Author:Arthur Conan Doyle
Edition: read on Google Play Book from Gutenberg
Read: November 10, 2015
Rated: 2 out of 5
A collection of short stories with no apparent theme.
Danger! Being the Log of Captain John Sirius
This is the most famous of the stories and about the only good one of the bunch. This is the reason why I read the book. In reading the book Dead Wake about the Lustania tragedy, Eric Larson mentioned this short story. In it, Doyle predicts the type of submarine warfare which might be successful-attacking the supply and passenger ships heading to England. Reality mimicked the story.
one cannot live under artificial conditions and yet act as if they were natural ones. This is a lesson which we must all learn. Our situations change and we do not remain the same. It is a rare person who remains unchanged despite all which occurs to them.
More foresight, Johnny, and less party politics—that is my lesson to you. This is something which we could use now. Our political parties think they are more important than the nation. That could spell the end of our nation if we do not wake up. They are playing in the big leagues, but they are acting like minor league players.
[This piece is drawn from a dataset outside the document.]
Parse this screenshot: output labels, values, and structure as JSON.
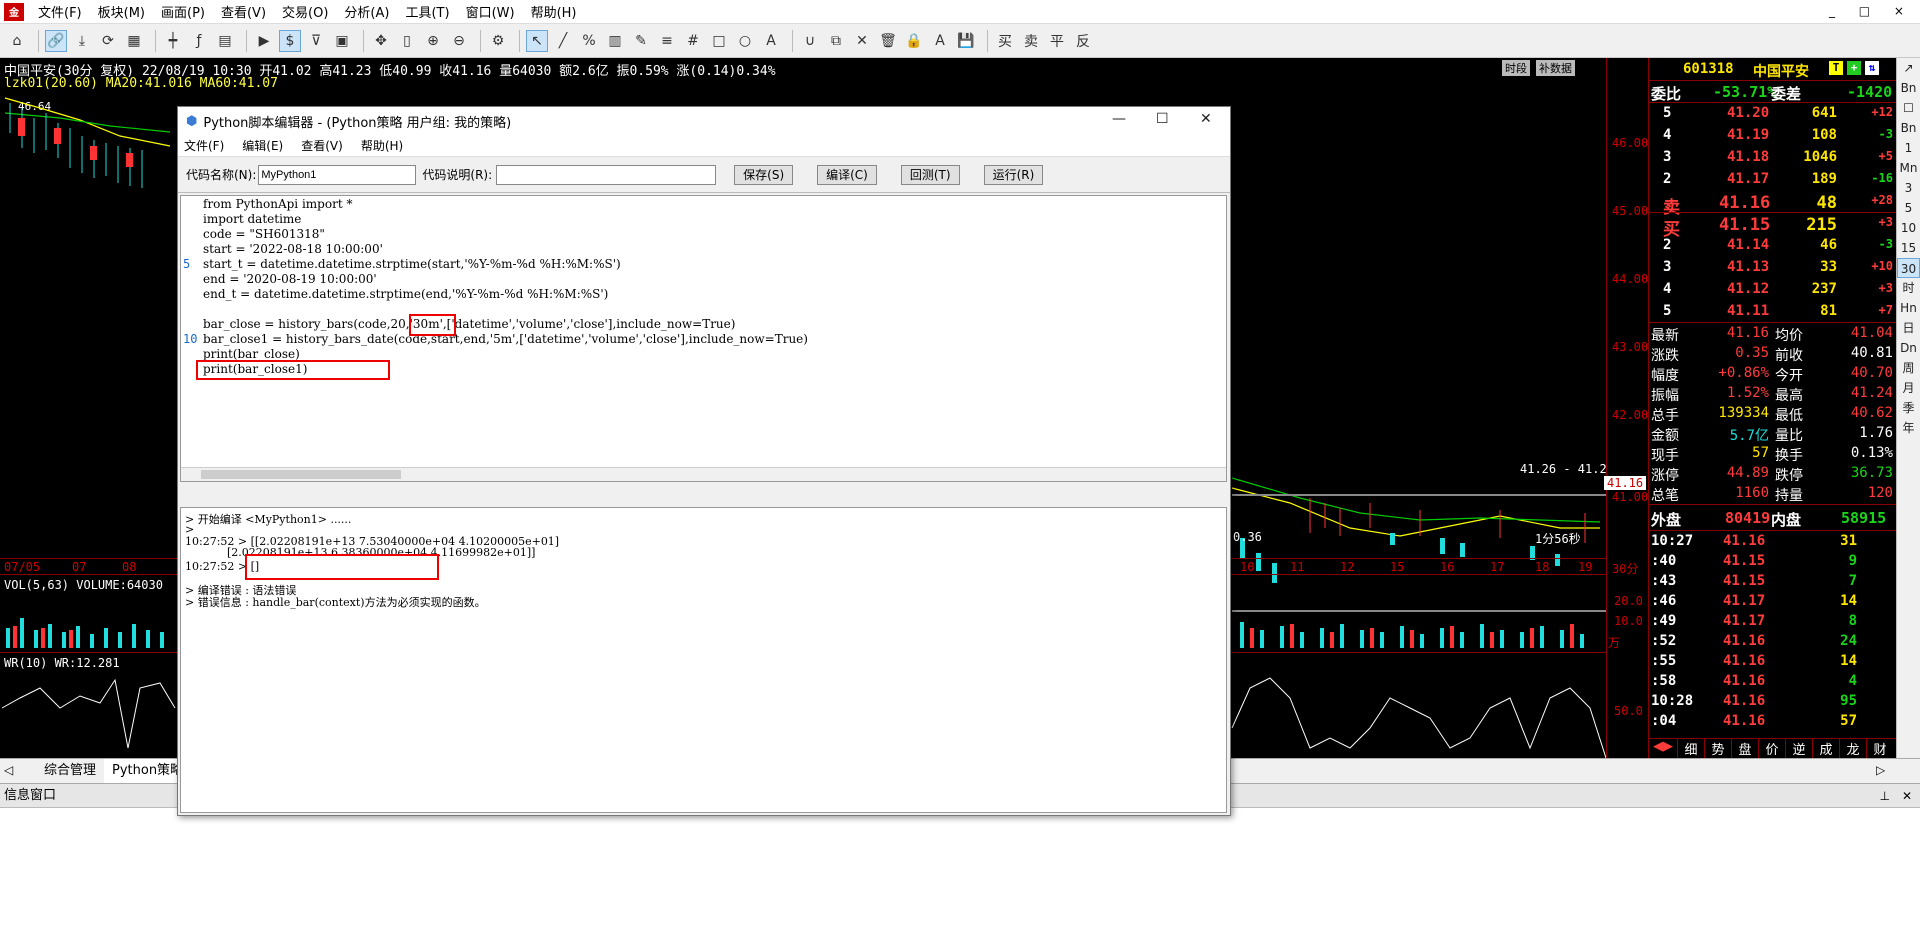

War is too big a thing to leave room for personal ill-feeling, but it must be remorseless all the same. War is not a time for personal vendettas. It is to be won without much blood being shed.
"One Crowded Hour"
This is the other story which may be worth reading. It talks about a series of robbery along a lonely highway. All but one were fakes. The robber tells the story to a friend whom he robbed and lets him judge it the robbery was appropriate.
The author of Sherlock Homes let me down. There is one, maybe two, good stories in this collection of short stories. The Danger! story should be read and pondered about what weaknesses a strong nation has and how we can be destroyed. The rest of the book can be ignored.
- phaeton (The Fall of Lord Barrymore): a form of sporty open carriage popular in the late eighteenth and early nineteenth century. With the advent of the automobile, the term was adapted to open touring cars,
- potations (The Fall of Lord Barrymore): the action of drinking something, especially alcohol.
- Vauxhall (The Fall of Lord Barrymore): a mixed commercial and residential district of central London in the London Borough of Lambeth. Vauxhall formed part of Surrey until 1889 when the County of London was created.
- Tinman (The Fall of Lord Barrymore): a maker of or worker in tinplate
- aeronaut (The Horror of the Heights):
- tourbillon (The Horror of the Heights):
- Mannheim glass (The Horror of the Heights):
- vol-plané (The Horror of the Heights):
- Mort (Borrowed Scenes):
- Ria (Borrowed Scenes):
- Challenge (Borrowed Scenes):
- First Line: The Title story of this volume was written about eighteen months before the outbreak of the war, and was intended to direct public attention to the great danger which threatened this country.
- Last Line: “Never mind, we’ve had a jolly good Indian game,” said Laddie, as the sound of a distant bell called them all to the nursery tea.
- War is not a big game, my English friends. It is a desperate business to gain the upper hand, and one must use one’s brain in order to find the weak spot of one’s enemy. (Danger! Being the Log of Captain John Sirius)
- Common sense should have told her that her enemy will play the game that suits them best—that they will not inquire what they may do, but they will do it first and talk about it afterwards. (Danger! Being the Log of Captain John Sirius)
- a country is in an artificial and dangerous condition if she does not produce within her own borders sufficient food to at least keep life in her population.
(Danger! Being the Log of Captain John Sirius)
Table of Contents:
- "Danger! Being the Log of Captain John Sirius"
- "One Crowded Hour"
- "A Point of View"
- "The Fall of Lord Barrymore"
- "The Horror of the Heights"
- "Borrowed Scenes"
- "The Surgeon of Gaster Fell"
- "How It Happened"
- "The Prisoner's Defence"
- "Three of Them"